SMOKE THAT CIGARETTE
 
My dad smoked 
two packs a day
every day of his entire life
since he was a
teenager.
 
My mother smoked
two packs a day
since she was a
young woman.
 
That equals
four packs a day.
Our house
was well smoked.
 
Throughout 
their lifetime
every closet,
every towel,
every foot of carpet,
every room
reeked with the
rancid
familiar 
smell.
 
My daddy 
proudly and playfully
sat me
on his lap
and entertained me
by blowing 
smoke rings
so I could
put my finger 
through the 
hole.
 
My dad 
was proud manager  
of our small town
picture show;
every day 
before the show started,
popular country songs
were played
on the raspy PA system.
One of the top-ten hits
was Willie Nelson’s
“Smoke! Smoke! Smoke!”
Folks sang or hummed
as they blissfully puffed: 
 
“Smoke smoke smoke that cigarette 
Puff puff puff 
And if you smoke yourself to death 
Tell St Peter at the Golden Gate 
That you hate to make him wait 
But you just gotta have another cigarette.” 
 
Beset by multiple
life-threatening diseases
caused by 
smoking addiction,
I sat by my aging father
through nine
excruciating nights
as he dreadfully faced
his fragile mortality.

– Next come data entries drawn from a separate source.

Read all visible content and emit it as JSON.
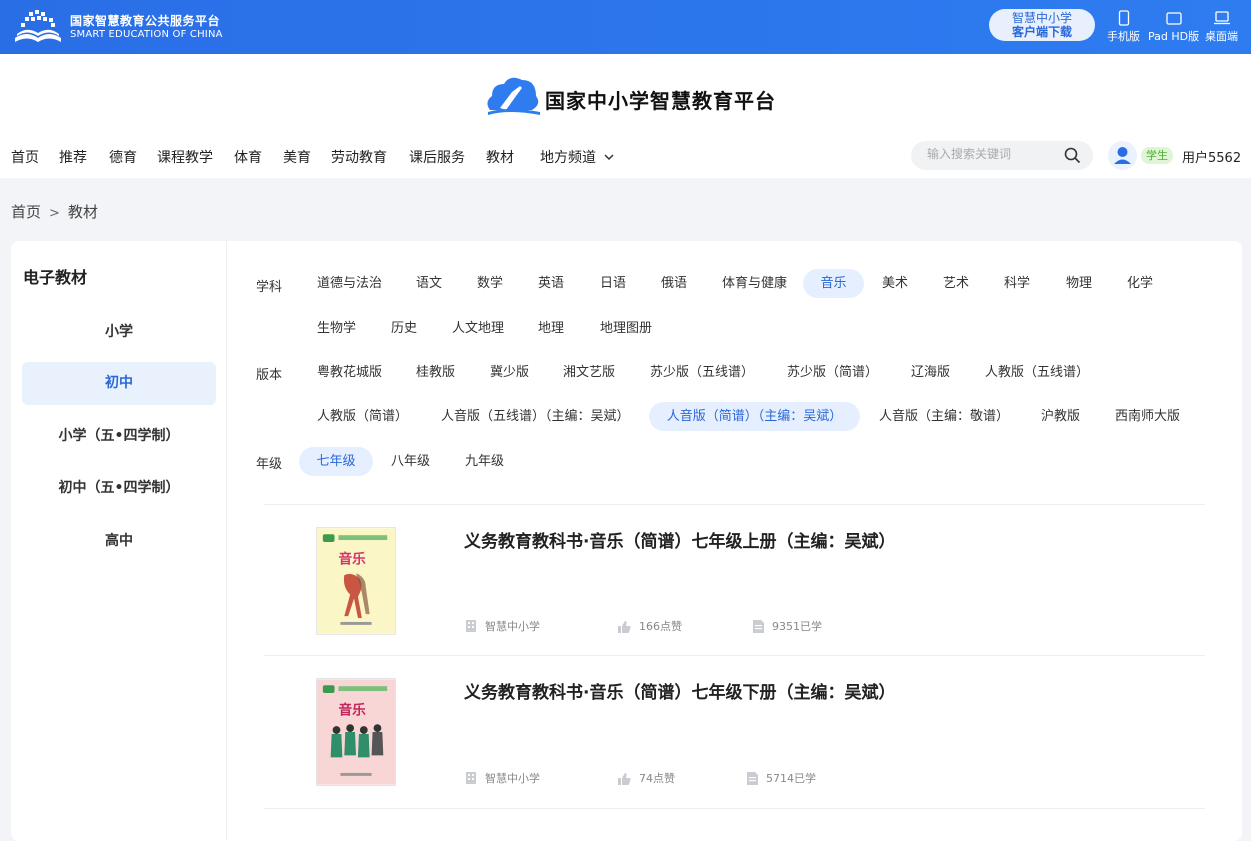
{
  "topbar": {
    "brand_cn": "国家智慧教育公共服务平台",
    "brand_en": "SMART EDUCATION OF CHINA",
    "download_line1": "智慧中小学",
    "download_line2": "客户端下载",
    "devices": [
      "手机版",
      "Pad HD版",
      "桌面端"
    ]
  },
  "header": {
    "site_title": "国家中小学智慧教育平台",
    "nav": [
      "首页",
      "推荐",
      "德育",
      "课程教学",
      "体育",
      "美育",
      "劳动教育",
      "课后服务",
      "教材",
      "地方频道"
    ],
    "search_placeholder": "输入搜索关键词",
    "role_badge": "学生",
    "username": "用户5562"
  },
  "breadcrumb": {
    "home": "首页",
    "separator": ">",
    "current": "教材"
  },
  "sidebar": {
    "title": "电子教材",
    "items": [
      "小学",
      "初中",
      "小学（五•四学制）",
      "初中（五•四学制）",
      "高中"
    ],
    "active": "初中"
  },
  "filters": {
    "subject_label": "学科",
    "subjects": [
      "道德与法治",
      "语文",
      "数学",
      "英语",
      "日语",
      "俄语",
      "体育与健康",
      "音乐",
      "美术",
      "艺术",
      "科学",
      "物理",
      "化学",
      "生物学",
      "历史",
      "人文地理",
      "地理",
      "地理图册"
    ],
    "subject_active": "音乐",
    "edition_label": "版本",
    "editions": [
      "粤教花城版",
      "桂教版",
      "冀少版",
      "湘文艺版",
      "苏少版（五线谱）",
      "苏少版（简谱）",
      "辽海版",
      "人教版（五线谱）",
      "人教版（简谱）",
      "人音版（五线谱）（主编：吴斌）",
      "人音版（简谱）（主编：吴斌）",
      "人音版（主编：敬谱）",
      "沪教版",
      "西南师大版"
    ],
    "edition_active": "人音版（简谱）（主编：吴斌）",
    "grade_label": "年级",
    "grades": [
      "七年级",
      "八年级",
      "九年级"
    ],
    "grade_active": "七年级"
  },
  "books": [
    {
      "title": "义务教育教科书·音乐（简谱）七年级上册（主编：吴斌）",
      "cover_text": "音乐",
      "source": "智慧中小学",
      "likes": "166点赞",
      "learners": "9351已学",
      "cover_color": "#fbf6c5"
    },
    {
      "title": "义务教育教科书·音乐（简谱）七年级下册（主编：吴斌）",
      "cover_text": "音乐",
      "source": "智慧中小学",
      "likes": "74点赞",
      "learners": "5714已学",
      "cover_color": "#f9d6d6"
    }
  ],
  "colors": {
    "primary": "#2e7cf0",
    "active_chip_bg": "#e6efff",
    "active_text": "#2a67d8"
  }
}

He talked about
his fear of dying
and 
how much he
loved my mother
and 
how much
he loved
us four boys.